Since the implementation of the trawl ban, we have been monitoring the situation of the relevant trades. Having regard to the impact on inshore fish collectors which mainly served trawlers and their owners were facing genuine difficulties, the Government decided in 2014 to provide assistance to them. We have completed the vetting of all such cases in mid-2016, and are arranging disbursement of EGA of $90,000 and relevant loan interest subsidies for each eligible fish collector owner. The total outlay is about $2.5 million. In addition, to help sustain the development of fish collectors, their owners may apply for various fisheries loan funds from AFCD, including the Fish Marketing Organisation Loan Fund and Fisheries Development Loan Fund.
AFCD has also maintained close liaison with stakeholders of other related trades. According to our understanding, after the implementation of the trawl ban, some inshore trawlers have switched to other modes of operations while the remaining fishing vessels (including those operating outside Hong Kong waters and local non-trawlers) have continued their original mode of operation. They continue to demand for services offered by the related trades.
Fish traders operating in the wholesale fish markets of the Fish Marketing Organisation (FMO) once indicated that they were affected by the trawl ban. Yet, records of FMO show that after the implementation of the trawl ban, the total volume of fresh marine fishes marketed through FMO has remained largely stable in the past three years, ranging from 35 400 tonnes to 36 100 tonnes each year. The total value of sale during the same period has increased from $1.76 billion to $2.12 billion.
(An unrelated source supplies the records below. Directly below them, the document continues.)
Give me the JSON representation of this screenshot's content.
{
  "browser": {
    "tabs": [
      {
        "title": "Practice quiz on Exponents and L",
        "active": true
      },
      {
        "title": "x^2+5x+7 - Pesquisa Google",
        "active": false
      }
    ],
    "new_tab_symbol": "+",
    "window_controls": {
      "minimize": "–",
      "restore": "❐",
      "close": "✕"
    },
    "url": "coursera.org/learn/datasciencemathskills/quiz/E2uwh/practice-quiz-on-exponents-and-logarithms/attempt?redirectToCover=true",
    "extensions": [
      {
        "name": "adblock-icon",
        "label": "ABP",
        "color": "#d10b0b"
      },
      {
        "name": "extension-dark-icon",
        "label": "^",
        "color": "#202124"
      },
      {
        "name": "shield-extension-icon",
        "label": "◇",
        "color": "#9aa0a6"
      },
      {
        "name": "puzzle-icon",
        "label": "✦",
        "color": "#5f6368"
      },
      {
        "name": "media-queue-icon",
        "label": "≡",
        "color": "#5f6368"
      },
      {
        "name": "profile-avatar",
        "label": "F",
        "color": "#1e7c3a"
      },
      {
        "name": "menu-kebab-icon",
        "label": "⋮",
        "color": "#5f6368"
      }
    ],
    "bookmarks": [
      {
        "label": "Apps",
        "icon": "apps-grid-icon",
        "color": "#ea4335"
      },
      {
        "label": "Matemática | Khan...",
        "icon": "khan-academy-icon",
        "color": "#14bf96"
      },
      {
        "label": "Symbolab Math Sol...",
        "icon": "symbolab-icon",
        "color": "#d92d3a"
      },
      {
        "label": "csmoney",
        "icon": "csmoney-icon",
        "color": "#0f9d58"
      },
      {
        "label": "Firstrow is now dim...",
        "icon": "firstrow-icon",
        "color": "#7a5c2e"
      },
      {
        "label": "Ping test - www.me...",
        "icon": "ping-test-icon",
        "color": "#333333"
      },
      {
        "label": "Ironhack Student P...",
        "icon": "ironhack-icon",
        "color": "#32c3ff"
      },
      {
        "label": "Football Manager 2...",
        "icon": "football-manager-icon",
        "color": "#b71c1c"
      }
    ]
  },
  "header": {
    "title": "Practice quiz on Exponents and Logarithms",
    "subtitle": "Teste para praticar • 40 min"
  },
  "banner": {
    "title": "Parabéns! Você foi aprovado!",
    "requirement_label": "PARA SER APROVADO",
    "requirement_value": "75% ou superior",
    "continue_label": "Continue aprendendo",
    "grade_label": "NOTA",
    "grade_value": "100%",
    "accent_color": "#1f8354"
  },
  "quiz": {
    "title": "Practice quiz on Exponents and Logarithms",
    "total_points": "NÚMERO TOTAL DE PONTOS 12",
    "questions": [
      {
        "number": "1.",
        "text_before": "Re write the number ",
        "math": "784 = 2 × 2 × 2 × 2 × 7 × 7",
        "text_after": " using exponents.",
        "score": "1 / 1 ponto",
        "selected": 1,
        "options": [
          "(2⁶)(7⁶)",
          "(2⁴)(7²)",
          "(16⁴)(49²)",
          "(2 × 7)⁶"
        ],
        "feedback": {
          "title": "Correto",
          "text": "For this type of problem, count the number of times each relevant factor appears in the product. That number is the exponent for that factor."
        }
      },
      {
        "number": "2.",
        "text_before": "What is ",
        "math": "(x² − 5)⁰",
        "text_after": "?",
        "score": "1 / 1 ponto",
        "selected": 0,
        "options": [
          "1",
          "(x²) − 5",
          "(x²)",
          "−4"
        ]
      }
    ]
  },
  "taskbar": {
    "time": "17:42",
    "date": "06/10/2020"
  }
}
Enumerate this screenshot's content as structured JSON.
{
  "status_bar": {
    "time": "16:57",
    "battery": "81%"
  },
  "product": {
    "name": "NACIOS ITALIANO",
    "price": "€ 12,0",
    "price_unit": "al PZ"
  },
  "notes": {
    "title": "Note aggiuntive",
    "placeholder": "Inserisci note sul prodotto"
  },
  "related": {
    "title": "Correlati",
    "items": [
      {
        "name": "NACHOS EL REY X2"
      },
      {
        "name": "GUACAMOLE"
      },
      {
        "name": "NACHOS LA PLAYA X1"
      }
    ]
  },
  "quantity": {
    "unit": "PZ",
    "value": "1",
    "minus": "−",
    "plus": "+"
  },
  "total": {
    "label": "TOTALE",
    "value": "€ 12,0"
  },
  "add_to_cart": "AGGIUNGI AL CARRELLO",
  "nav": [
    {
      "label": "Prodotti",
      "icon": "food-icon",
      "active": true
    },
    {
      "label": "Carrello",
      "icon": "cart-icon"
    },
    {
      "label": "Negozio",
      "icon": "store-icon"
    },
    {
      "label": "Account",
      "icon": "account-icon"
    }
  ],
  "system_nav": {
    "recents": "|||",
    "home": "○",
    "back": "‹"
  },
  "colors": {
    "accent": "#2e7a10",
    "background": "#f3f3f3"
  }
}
Ends/Wednesday, November 30, 2016
Issued at HKT 16:10
Issued at HKT 16:10